Near-infrared and optical broadband surface photometry of 86 face-on disk dominated galaxies. II. A two-dimensional method to determine bulge and disk parameters*
Kapteyn Astronomical Institute, P.O. Box 800, NL-9700 AV Groningen, The Netherlands
Corresponding author: Send offprint request to: R.S. de Jong, University of Durham, Dept. of Physics, South Road, Durham, DH1 3LE, UK, e-mail: R.S.deJong@Durham.ac.uk
Accepted: 9 October 1995

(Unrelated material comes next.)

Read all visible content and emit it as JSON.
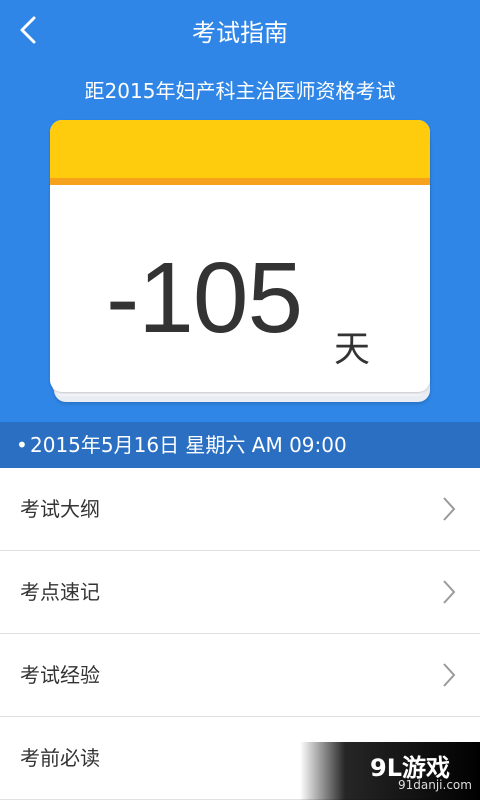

In this Paper I present a new two-dimensional decomposition technique, which models the surface photometry of a galaxy with an exponential light profile for both bulge and disk and, when necessary, with a Freeman bar. The new technique was tested for systematic errors on both artificial and real data and compared with widely used one-dimensional decomposition techniques, where the luminosity profile of the galaxy is used. The comparisons indicate that a decomposition of the two-dimensional image of the galaxy with an exponential light profile for both bulge and disk yields the most reproducible and representative bulge and disk parameters. An extensive error analysis was made to determine the reliability of the model parameters. If the model with an exponential bulge profile is a reasonable description of a galaxy, the maximum errors in the derived model parameters are of order 20%. The uncertainties in the model parameters will increase, if the exponential bulge function is replaced by other often used bulge functions as the de Vaucouleurs law. All decomposition methods were applied to the optical and near-infrared data set presented by de Jong & van der Kruit (1994), which comprises 86 galaxies in six passbands.
Key words: methods: data analysis / surveys / galaxies: fundamental parameters / galaxies: photometry / galaxies: spiral / galaxies: structure
Based on observations with the Jacobus Kapteyn Telescope operated by the Royal Greenwich Observatory at the Observatorio del Roque de los Muchachos of the Instituto de Astrofísica de Canarias with financial support from the PPARC (UK) and NWO (NL) and with the UK Infrared Telescope at Mauna Kea operated by the Royal Observatory Edinburgh with financial support of the PPARC
© European Southern Observatory (ESO), 1996